* What you have to do *
From the entries, copy out every line in which the word "your" is found.
===== Dataset
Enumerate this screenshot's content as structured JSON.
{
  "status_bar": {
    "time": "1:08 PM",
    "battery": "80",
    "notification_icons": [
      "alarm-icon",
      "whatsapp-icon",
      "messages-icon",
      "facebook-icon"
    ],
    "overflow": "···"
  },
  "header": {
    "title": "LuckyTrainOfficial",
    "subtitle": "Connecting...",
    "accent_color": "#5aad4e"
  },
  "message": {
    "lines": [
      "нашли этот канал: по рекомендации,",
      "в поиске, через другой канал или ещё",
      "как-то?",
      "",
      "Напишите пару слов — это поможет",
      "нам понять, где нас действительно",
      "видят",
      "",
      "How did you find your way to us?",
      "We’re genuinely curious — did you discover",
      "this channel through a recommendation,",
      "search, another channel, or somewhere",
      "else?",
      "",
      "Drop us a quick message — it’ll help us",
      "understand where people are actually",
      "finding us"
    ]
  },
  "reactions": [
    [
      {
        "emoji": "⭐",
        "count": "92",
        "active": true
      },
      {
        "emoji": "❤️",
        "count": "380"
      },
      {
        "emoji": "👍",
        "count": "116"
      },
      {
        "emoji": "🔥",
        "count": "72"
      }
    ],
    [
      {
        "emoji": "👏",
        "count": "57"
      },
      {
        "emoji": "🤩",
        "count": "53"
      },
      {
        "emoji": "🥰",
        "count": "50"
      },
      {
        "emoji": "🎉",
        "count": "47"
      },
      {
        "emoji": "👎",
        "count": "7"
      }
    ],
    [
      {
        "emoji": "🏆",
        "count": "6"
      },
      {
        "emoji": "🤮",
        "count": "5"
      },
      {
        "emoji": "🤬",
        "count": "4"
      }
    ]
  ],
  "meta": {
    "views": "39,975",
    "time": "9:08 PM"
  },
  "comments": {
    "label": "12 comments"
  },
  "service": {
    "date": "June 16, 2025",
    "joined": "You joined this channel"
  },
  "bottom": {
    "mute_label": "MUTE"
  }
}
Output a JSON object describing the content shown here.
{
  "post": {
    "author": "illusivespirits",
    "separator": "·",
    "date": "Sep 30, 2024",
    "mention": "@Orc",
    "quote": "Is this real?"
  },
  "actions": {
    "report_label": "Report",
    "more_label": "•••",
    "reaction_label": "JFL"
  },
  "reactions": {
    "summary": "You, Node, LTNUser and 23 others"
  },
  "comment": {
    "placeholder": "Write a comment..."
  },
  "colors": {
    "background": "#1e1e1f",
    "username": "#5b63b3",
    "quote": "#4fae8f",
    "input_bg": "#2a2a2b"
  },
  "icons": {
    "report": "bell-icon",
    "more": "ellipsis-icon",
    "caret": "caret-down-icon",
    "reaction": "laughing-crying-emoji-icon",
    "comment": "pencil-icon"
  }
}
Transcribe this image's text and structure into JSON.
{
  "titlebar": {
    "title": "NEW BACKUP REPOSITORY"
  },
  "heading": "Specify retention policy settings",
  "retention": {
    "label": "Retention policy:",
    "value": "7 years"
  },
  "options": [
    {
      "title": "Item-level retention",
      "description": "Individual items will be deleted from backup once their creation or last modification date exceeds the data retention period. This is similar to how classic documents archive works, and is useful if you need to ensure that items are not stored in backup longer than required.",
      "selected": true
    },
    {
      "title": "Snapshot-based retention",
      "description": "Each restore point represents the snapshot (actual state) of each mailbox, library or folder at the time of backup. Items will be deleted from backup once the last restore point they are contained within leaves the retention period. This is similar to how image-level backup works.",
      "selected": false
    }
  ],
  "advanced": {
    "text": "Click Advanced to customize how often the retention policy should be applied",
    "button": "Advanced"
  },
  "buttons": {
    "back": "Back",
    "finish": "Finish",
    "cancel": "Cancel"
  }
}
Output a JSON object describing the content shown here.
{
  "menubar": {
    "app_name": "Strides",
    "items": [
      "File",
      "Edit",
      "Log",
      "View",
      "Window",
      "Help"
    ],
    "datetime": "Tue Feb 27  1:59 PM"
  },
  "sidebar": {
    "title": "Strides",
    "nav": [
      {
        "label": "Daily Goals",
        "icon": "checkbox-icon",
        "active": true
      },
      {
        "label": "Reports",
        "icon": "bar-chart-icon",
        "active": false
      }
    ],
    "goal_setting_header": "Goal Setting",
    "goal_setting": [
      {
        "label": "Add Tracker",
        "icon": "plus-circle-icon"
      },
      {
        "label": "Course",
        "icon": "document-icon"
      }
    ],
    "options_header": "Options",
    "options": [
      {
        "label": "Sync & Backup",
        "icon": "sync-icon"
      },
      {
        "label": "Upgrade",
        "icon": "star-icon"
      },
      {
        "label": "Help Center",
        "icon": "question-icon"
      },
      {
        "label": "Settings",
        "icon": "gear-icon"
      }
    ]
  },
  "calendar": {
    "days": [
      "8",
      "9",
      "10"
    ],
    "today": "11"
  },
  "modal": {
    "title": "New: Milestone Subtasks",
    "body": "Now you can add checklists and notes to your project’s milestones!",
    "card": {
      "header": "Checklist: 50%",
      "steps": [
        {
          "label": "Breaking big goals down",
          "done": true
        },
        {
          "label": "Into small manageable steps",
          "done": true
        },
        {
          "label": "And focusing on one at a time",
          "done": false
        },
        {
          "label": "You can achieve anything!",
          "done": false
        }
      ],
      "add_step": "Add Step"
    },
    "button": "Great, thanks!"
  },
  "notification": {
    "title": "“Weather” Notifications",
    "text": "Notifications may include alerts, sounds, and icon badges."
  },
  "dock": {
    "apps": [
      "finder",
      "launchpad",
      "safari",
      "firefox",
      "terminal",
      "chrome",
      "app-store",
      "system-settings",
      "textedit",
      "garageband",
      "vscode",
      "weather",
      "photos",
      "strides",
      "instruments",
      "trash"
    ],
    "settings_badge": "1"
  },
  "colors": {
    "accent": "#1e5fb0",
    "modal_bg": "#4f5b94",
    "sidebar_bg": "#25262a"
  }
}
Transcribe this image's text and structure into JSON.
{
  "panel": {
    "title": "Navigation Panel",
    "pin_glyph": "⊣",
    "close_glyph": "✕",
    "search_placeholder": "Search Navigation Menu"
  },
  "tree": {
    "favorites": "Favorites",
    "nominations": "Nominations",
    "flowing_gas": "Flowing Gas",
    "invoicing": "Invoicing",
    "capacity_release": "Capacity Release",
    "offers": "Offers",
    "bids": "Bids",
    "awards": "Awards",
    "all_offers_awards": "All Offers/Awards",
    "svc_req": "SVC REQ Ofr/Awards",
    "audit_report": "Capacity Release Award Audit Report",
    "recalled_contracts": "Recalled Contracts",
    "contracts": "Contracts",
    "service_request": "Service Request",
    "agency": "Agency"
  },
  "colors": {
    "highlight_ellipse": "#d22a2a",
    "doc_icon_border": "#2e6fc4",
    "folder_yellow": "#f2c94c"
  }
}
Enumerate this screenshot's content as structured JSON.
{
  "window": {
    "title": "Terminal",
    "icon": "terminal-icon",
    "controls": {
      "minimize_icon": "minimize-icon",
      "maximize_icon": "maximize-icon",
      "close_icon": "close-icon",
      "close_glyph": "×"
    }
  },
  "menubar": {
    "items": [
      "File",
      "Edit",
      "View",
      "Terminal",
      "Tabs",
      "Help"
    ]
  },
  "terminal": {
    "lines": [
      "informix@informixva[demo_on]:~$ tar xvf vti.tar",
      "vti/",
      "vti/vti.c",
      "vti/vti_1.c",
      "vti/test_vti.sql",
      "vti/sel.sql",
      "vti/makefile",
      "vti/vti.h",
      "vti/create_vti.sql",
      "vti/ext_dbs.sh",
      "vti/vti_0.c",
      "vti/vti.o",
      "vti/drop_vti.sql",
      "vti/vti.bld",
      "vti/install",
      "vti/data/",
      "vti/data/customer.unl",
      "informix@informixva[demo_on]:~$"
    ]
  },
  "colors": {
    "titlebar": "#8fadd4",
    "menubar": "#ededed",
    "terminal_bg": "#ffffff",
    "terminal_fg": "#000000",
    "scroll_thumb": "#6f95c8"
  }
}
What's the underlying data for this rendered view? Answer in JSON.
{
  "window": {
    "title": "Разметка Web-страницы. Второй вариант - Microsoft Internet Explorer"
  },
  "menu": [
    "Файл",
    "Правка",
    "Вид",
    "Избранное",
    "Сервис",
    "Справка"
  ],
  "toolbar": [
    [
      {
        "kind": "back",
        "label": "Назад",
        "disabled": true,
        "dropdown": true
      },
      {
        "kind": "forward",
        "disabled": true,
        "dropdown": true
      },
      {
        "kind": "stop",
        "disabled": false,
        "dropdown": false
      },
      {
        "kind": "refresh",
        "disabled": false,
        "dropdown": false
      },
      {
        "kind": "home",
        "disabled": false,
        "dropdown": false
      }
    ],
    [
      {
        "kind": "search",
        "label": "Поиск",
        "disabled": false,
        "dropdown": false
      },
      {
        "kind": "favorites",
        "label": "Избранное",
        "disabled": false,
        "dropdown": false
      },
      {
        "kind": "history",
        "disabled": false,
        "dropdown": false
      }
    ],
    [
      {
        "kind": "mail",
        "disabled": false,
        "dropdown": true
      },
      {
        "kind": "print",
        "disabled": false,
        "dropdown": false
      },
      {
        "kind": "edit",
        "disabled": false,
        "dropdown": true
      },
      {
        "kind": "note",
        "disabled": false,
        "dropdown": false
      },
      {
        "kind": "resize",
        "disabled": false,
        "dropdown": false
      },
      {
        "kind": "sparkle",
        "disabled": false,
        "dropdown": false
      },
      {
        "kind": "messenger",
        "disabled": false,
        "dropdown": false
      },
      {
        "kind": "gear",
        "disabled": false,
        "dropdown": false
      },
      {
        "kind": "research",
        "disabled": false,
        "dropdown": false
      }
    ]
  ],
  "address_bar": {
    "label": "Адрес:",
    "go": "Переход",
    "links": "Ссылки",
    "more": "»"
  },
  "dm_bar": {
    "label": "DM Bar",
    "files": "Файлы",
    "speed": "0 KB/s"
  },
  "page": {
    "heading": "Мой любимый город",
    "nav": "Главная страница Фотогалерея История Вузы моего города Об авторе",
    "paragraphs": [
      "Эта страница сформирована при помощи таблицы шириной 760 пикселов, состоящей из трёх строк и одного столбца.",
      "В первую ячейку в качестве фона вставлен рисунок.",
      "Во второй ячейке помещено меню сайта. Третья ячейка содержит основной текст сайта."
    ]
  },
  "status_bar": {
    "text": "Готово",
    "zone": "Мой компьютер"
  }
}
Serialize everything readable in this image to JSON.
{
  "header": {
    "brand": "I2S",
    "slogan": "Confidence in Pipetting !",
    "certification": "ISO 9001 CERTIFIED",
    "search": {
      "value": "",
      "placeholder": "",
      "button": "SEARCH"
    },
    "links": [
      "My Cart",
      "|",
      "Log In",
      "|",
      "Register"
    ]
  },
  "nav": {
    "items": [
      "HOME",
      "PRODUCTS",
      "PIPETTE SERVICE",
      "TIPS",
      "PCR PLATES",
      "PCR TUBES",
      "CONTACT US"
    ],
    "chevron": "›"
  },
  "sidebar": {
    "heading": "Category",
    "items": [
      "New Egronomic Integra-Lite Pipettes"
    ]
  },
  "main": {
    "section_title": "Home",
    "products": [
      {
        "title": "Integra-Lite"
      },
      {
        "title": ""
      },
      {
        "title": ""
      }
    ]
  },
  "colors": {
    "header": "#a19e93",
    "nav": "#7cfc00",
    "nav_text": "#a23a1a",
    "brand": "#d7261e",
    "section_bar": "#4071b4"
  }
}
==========
* Result *
      "How did you find your way to us?",
    "body": "Now you can add checklists and notes to your project’s milestones!",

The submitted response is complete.